Heighten your experience by learning about the play before you see it, as well as asking questions about the Festival and Cedar City.
Orientations begin at 1:15 p.m. before matinees and at 6:45 p.m. before evening performances in the Auditorium Theatre from June 25 to September 5. Beginning on September 11 and running through October 31, they are at 1:15 p.m. and 7 p.m. in the Auditorium Theatre.
Sponsored by The Ashton Family Foundation.
One Night Only: Broadway at the Festival! August 7, 2015 at 11:30 p.m. in the Auditorium Theatre.
Bardway, Baby! is a late-night concert event featuring classic Broadway show tunes.
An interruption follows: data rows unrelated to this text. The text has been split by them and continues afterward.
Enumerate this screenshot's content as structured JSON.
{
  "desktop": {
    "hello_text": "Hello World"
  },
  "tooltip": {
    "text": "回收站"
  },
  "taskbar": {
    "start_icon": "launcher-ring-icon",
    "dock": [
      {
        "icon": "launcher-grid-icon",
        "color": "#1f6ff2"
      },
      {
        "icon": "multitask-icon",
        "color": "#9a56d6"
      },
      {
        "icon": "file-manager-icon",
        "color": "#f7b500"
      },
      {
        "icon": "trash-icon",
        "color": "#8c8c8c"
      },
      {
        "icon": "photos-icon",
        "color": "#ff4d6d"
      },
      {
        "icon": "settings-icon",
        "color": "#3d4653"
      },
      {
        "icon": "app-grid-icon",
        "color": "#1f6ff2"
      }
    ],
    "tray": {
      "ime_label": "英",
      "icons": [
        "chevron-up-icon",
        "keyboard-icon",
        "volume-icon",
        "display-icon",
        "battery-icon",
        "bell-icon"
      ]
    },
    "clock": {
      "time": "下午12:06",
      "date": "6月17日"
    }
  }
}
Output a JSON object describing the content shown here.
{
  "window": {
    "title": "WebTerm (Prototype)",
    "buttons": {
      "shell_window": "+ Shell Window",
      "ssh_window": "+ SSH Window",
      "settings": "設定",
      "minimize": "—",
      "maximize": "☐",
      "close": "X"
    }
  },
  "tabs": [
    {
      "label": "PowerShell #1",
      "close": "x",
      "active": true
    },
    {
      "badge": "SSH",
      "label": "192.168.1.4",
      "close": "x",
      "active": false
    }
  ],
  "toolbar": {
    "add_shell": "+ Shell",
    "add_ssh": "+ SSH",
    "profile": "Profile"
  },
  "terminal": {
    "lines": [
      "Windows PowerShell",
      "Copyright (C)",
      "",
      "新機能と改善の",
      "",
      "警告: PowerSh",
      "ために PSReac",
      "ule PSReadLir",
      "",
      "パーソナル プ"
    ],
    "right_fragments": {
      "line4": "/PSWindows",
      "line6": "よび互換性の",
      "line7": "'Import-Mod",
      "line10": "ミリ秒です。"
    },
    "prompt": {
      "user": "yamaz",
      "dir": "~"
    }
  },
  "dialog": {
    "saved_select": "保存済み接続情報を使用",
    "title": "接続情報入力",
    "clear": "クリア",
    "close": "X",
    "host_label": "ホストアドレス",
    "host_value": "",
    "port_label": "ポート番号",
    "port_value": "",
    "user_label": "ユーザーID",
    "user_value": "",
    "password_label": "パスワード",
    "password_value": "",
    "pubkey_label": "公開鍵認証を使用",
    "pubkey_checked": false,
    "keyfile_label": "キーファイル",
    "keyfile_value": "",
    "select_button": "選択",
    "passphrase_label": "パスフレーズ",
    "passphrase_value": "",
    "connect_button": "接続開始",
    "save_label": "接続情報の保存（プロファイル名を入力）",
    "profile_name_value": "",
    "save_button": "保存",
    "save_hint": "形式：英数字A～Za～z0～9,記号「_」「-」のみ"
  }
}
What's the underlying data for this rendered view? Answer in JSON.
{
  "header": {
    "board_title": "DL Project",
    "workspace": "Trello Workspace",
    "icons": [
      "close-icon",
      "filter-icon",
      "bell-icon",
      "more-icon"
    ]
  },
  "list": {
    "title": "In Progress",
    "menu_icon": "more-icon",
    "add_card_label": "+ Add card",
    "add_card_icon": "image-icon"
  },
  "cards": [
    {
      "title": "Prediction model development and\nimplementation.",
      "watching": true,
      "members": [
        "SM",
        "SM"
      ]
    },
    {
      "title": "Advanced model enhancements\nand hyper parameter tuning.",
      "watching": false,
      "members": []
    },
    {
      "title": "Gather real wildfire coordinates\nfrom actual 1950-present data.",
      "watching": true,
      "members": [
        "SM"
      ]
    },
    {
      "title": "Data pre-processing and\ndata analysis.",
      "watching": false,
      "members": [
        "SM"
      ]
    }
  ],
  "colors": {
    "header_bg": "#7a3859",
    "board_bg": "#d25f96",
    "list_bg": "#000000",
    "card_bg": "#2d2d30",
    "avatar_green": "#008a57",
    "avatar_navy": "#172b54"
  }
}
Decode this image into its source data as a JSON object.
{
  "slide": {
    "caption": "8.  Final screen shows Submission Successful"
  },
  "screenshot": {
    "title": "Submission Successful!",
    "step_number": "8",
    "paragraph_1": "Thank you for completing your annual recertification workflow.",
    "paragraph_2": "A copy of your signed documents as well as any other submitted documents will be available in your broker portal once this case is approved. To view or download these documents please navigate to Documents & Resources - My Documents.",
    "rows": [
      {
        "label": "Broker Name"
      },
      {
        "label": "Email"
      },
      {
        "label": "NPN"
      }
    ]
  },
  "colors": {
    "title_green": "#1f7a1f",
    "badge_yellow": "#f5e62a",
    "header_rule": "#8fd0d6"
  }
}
Performed by Festival actors, will be presented August 7, 2015 at approximately 11:30 p.m. in the Auditorium Theatre.
The fundraising concert will support the newly formed artistic initiative fund which was created to promote the Festival’s growth in artistic excellence.
Tickets are $25 for reserved seating and are available now at the Festival ticket office or by calling 1-800-PLAYTIX.
Presented by the Guild of the Utah Shakespeare Festival, Curtain Call Luncheons feature lunch and questions-and-answers with Festival actors and artists. They are July 7, 17, 21, and 31; August 4, 6, 11, 18, 20, and 25; and September 1 at 12 noon in the SUU Alumni House. Tickets are $17.50 in advance and $20 at the door.
The Utah Shakespeare Festival has embarked on an exciting new initiative to produce the entire canon of Shakespeare’s thirty-eight plays between 2012 and 2023. During these years, you may have more than one opportunity to see such plays as The Taming of the Shrew and King Lear, but productions of plays such as this year’s Henry IV Part Two and The Two Gentlemen of Verona will definitely be more rare. So start planning now; you don’t want to miss a single experience.
As part of the Complete-the-Canon Project, the Festival is producing all ten of Shakespeare’s history plays in chronological order, beginning in 2013 with King John and Richard II and in 2014 with Henry IV Part One, then continuing this year with Henry IV Part Two, and in the future with Henry V, Henry VI Part One, Henry VI Part Two, Henry VI Part Three, Richard III, and Henry VIII. One of the goals of the History Cycle is to give a cohesiveness to these plays that will be engaging and dramatic.